    It may be a cliché, but a lot of sex workers entered the trade for money. Most of them had this central reason. They came from extreme conditions in their home country and most see this as an easy way to make money, albeit illegally. In the film, the character Chen Chen is a kindred spirit to the protagonist Siva because they both have the same motivation of protecting and providing for their children. This is why they had a connection.

    The theme of racial discrimination is touched on in the film, but it’s not the sole issue that the film is about. How did you approach this subject and what did you set out to convey in this film?

    I think it is definitely not the sole theme but racial discrimination does exist in Singapore and this tension was something I wanted to recreate on a subconscious level. The discrimination is not overt, it is simmering under the surface which makes it more dangerous. I was more interested to explore the character’s feeling of being an outsider in your own country especially in a multi-racial place like Singapore and how the position of outsider is threatened further by this growing racial tension.​

    The location of the mangrove swamp where the makeshift brothel is set up is quite striking, and it is the setting for some unexpected moments of serenity. Where did you shoot those scenes, and what logistical challenges were there on location?

    The scenes were shot in Tampines. It is a former quarry now flooded with rain water, it is almost a reservoir. It is surrounded by construction sites. Very secluded. It was a very crucial moment in the script when our art team found this site. Initially, the scenes were supposed to be set in a dormitory where all the characters lived together and we made this​ change when we found this beautiful location. The image of Chen Chen in the woods living in a tent and Siva bringing food to feed her reminded me of a bird nesting her young. Also, the element of water and land in coexistence. One is defined and one is not. I thought that all these metaphors of the forest were very important for the film.

    What was the experience at the Cannes Film Festival like?

    The film was first selected in Cannes as a project at Cinéfondation L’Atelier in 2014. It was a great honour for the project to be selected at such a prestigious market and there I met many future collaborators like my French co-producer and sound designer who are now close friends. ​The co-production exchange really benefitted my process and when the film was selected in competition at Critics Week, it felt like it came a full circle. To have my cast and crew on stage presenting the film with me was very special.

    Many audiences might be confused or dissatisfied with the ending. Without giving too much away, what did you set out to achieve by concluding the film in this manner?

    It is certainly not a classical ending where everything is resolved.
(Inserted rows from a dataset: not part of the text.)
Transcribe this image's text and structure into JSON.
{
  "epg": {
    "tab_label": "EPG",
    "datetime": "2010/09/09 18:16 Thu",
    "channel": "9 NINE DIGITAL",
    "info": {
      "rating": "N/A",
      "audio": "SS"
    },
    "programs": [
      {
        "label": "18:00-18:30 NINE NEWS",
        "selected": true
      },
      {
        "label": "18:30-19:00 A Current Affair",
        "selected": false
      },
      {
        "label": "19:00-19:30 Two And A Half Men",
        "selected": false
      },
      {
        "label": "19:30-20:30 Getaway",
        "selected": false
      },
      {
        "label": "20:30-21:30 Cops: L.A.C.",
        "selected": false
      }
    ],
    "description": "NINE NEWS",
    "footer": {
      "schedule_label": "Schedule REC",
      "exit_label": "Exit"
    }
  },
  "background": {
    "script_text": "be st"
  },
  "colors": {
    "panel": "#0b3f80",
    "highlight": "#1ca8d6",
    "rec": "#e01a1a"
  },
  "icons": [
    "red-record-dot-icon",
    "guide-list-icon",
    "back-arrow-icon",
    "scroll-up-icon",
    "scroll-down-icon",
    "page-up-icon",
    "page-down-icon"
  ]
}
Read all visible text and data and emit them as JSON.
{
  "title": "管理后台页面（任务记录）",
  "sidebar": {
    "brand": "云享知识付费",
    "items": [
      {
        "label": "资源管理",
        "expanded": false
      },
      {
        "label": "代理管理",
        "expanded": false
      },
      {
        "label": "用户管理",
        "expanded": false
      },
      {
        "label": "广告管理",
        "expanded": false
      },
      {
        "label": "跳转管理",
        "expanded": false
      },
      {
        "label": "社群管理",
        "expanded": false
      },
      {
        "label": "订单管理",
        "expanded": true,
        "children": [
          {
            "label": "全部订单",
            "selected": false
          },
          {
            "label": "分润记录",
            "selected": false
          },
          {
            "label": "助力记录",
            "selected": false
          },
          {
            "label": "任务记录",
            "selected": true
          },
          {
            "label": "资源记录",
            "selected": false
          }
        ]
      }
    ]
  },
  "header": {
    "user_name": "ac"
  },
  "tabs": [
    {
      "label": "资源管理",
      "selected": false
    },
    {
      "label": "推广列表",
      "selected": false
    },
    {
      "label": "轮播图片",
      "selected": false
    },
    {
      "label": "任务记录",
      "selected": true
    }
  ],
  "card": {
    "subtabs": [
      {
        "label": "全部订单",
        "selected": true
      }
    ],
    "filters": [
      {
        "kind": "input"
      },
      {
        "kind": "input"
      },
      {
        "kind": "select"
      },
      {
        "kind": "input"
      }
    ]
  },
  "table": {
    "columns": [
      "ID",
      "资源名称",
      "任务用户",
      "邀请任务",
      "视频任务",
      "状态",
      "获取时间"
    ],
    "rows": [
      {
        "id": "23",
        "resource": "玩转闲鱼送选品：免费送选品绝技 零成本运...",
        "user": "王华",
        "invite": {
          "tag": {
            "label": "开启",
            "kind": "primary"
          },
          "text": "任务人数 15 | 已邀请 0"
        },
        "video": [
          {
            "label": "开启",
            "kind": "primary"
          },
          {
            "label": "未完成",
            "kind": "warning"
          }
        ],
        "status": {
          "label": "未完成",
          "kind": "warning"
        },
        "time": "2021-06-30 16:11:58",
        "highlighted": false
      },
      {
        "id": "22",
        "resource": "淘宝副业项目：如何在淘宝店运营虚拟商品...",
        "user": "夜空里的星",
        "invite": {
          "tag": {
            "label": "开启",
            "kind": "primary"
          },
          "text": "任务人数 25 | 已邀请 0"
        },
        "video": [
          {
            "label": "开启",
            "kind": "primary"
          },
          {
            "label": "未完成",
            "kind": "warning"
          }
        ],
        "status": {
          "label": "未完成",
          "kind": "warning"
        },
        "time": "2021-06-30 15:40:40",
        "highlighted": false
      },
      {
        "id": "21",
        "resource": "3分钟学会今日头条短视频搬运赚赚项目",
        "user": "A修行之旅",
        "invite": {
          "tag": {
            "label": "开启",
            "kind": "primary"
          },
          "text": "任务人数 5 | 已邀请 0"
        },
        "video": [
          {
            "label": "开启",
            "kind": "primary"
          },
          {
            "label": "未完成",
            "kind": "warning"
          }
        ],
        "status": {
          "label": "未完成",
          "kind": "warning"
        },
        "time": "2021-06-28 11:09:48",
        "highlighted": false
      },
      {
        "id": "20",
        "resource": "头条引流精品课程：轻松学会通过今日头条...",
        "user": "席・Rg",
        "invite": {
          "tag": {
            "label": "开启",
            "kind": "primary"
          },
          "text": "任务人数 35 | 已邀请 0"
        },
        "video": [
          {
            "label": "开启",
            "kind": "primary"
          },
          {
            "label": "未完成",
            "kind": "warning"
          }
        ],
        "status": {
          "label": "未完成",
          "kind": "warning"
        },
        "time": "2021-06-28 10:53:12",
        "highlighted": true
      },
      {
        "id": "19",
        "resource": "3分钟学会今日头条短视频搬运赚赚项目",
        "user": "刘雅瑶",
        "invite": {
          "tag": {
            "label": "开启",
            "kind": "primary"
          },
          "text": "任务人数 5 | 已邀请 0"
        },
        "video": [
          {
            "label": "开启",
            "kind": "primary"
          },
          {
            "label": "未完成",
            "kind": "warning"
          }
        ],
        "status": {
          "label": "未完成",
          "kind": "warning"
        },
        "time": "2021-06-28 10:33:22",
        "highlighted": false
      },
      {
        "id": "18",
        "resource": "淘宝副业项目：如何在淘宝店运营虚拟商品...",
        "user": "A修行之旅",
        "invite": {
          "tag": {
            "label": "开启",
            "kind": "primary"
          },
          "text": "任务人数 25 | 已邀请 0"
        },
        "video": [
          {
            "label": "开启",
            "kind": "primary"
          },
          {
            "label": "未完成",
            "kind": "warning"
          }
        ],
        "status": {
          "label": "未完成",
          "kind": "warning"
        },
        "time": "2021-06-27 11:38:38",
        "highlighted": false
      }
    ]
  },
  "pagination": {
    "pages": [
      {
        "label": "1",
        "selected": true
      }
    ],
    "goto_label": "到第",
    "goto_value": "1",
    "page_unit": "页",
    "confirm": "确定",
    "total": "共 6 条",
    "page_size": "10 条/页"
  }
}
But I would not change the ending because it’s not that kind of film. I think Siva is a very intuitive character and his final actions in the film relate to his urgent response to his entire journey. This journey is a continuous one and there is a cyclic nature of the film’s ending that mirrors its beginning.

    What are the ways in which you feel the Singapore Film Commission and the Singapore filmmaking society can help aspiring local filmmakers?

    I think there are so many talented filmmakers now. More filmmakers are getting noticed around the world. Independent filmmaking is very much alive in Singapore and I can imagine that national and independent organisations should provide more support in financing, growing the audience, talent development and creating an industry that invites more creatives to work in all types of cinema.​

    A Yellow Bird opens in cinemas on December 8 2016, and is reviewed here.

    – By Jedd Jong